As we rested at the base of the cliff before proceeding up, I saw climbers up there who seemed to be stuck for ages at the same spot. I quickly gobbled down my power gel, re-applied sun block, clipped on my ascending device and began to trudge up the cliff. Once on the slope, it was simply 2-3 steps then breathe like 10 times. Then yet another 2-3 steps, then breathe another 10 times. Occasionally you plunge your ice axe into the snow for balance, if you manage to spare the extra energy.
When you are up on the slope, there is simply nothing to think about except (1) your breathing pattern – it can be such a therapeutic experience by simply counting the amount of breaths you take (try doing it in S’pore!) and (2) how much higher do you have to climb.
There are hardly any landmarks to aim towards (unlike a huge rock, tree or a lamp post) so it boils down to simply counting the number of steps – which seldom went beyond 5 counts anyway. Lihui and Jane are both the strongest climbers in the team and they reached Camp 2 first, and I was simply glad and relieved to see their faces popping out of the tents upon reaching Camp 2.

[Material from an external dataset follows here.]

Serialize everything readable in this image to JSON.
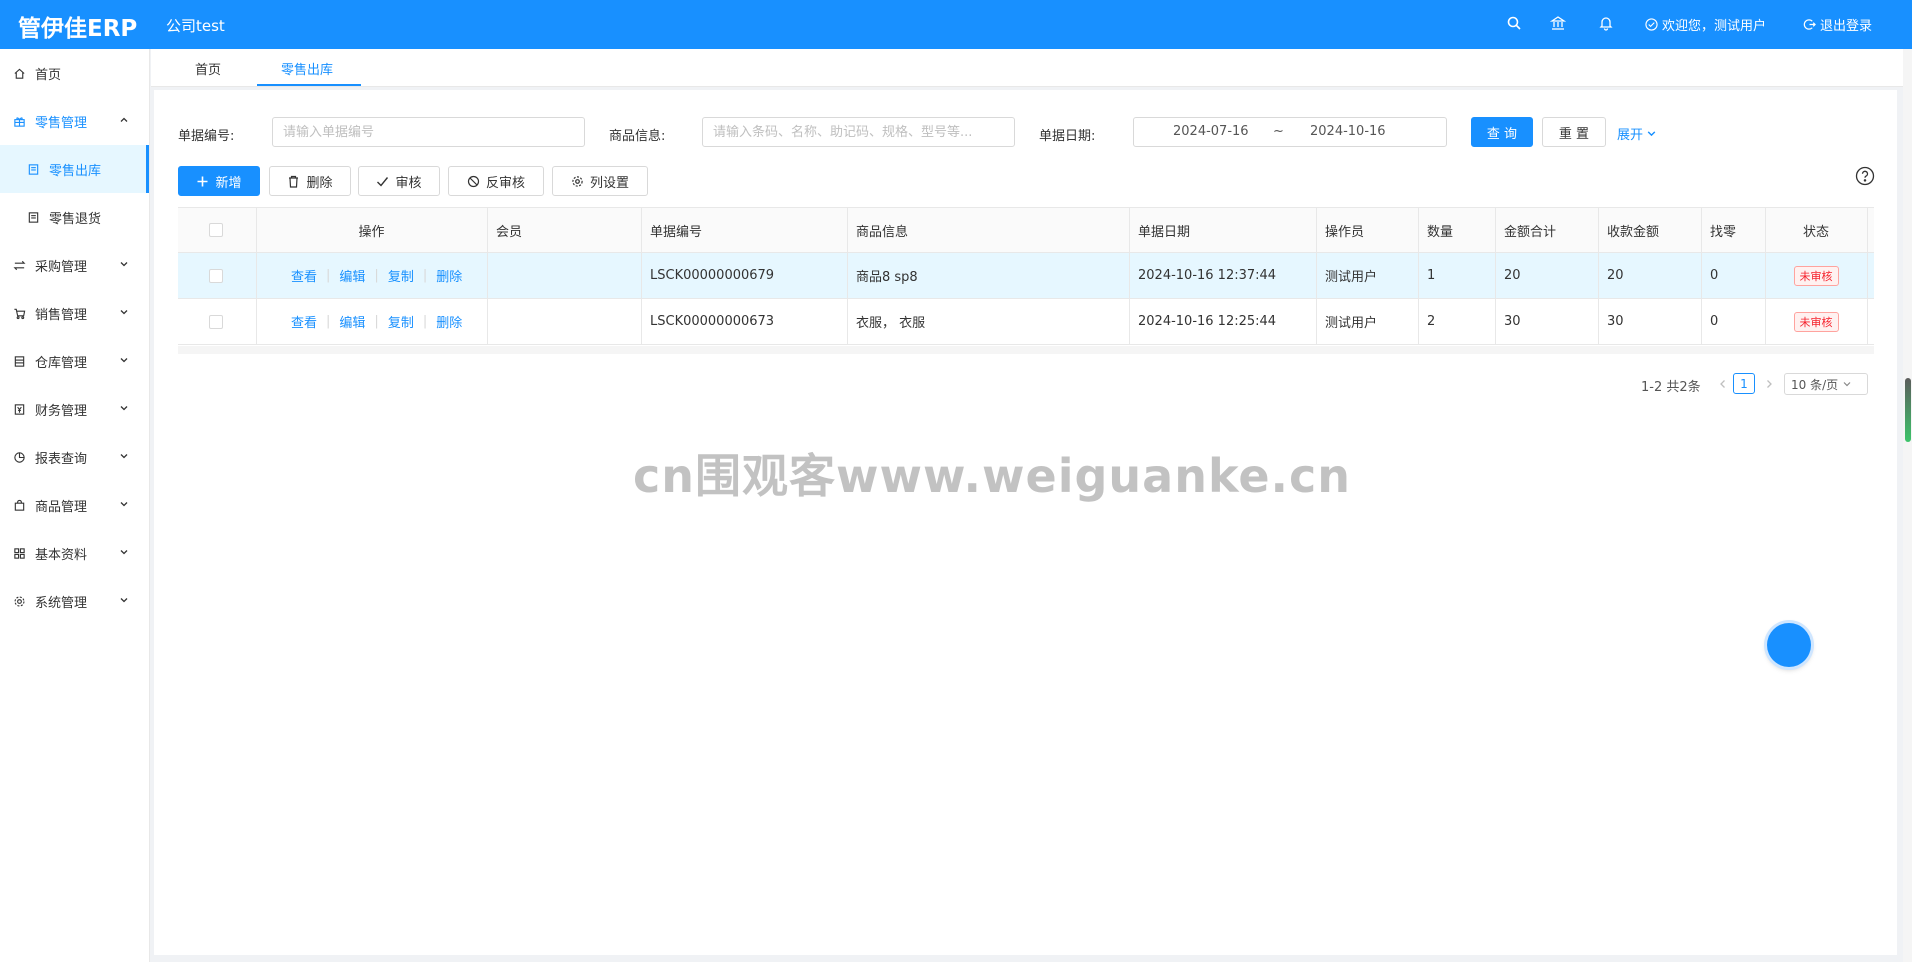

So we spent a night at Camp 2 and was supposed to set off and try and hit Camp 3 and return back the next day. At 7,000m, it wasn’t a good sleep for both myself and Jane – we woke up almost every other hour, thinking it was already morning and time to boil water. At Camp 2, we slept in our down suits in our down sleeping bags as it was really very cold, and I mean really very cold.
We were blessed with good weather the next morning so we proceeded to set off. We were all dressed in our heavy down suits and we all look like we were walking in our down sleeping bags, so round and puffy. There was only one way to go – and that’s UP.

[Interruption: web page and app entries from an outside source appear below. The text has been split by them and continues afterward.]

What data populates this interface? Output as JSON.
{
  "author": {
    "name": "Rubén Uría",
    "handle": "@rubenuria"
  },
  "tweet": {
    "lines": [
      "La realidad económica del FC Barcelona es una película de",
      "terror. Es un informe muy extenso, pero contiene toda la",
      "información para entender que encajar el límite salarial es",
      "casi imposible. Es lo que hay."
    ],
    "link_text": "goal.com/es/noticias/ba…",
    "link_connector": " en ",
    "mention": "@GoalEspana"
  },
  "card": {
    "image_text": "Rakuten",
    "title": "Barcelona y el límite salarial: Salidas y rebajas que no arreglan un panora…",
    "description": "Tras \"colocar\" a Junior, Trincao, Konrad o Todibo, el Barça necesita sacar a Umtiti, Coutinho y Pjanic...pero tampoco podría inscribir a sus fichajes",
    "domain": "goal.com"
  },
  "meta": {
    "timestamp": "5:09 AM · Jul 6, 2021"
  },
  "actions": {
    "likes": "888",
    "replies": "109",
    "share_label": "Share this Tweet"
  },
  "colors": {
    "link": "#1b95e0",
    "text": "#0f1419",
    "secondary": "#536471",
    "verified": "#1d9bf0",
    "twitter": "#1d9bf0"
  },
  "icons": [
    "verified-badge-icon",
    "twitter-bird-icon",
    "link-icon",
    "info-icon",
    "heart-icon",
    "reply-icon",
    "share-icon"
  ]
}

As I made my few initial steps in the snow, I felt very breathless and as I trudged on in the increasingly soft snow, I seem to feel more breathless than usual. It was like 2 steps, then breathe 300 times. I was literally gasping for breath. Already the last person in the line and quite a distance from the person in front of me, I sounded out my condition to Jamling, the climbing sherpa walking behind me. He told me I might have developed AMS (Acute Mountain Sickness) and advised me to turn back towards camp.
I decided to take a rest and continue on for awhile more before deciding if I should turn back. As I resumed the climb, I suddenly smelled something really really bad, like that of rotten eggs that have decomposed for 2000 years. Alas, it was my dear team mate, Jane who just shitted – in the middle of nowhere on the slope. It was soooo smelly that I really thought I would have died on the spot (remember I was already gasping for dear breath). And as if that was not enough, the piece of toilet paper that she used to wipe herself flew down slope and it was literally heading towards my direction. I was so tired that I remember thinking to myself I won’t give a damn even if it hit my face!
After trying to climb on for another 15 mins, I only felt increasingly breathless and I knew it wasn’t wise for me to proceed any more. Upon Dr Mok’s advice, who also diagnosed that I displayed the classic symptoms of AMS, I turned back towards Camp 2 and also decided to descend all the way back to Camp 1 in order to have a better rest. In the end, the rest of the team also turned back about 45 mins after I did as snow conditions got too bad. We then all descended back down to Camp 1 the same day for a good rest…………
Was feeling quite disappointed that I did not manage to perform during our climb up towards Camp 3 but well, AMS can hit anyone and I can only pray that my condition will be better the next time we’re up there – which is during our summit bid!
Alright I think that’s all for now….. I’m sorry if I’m boring you guys with all these climbing details….Oops…need to escape from this internet cafe – before all the cigeratte smoke suffocates me to death!
Miss and love you all and I will probably update again just before our summit bid !
Nyalam, Tibet (in a smoky internet cafe)
15 Sept, 12.50pm (Beijing Time)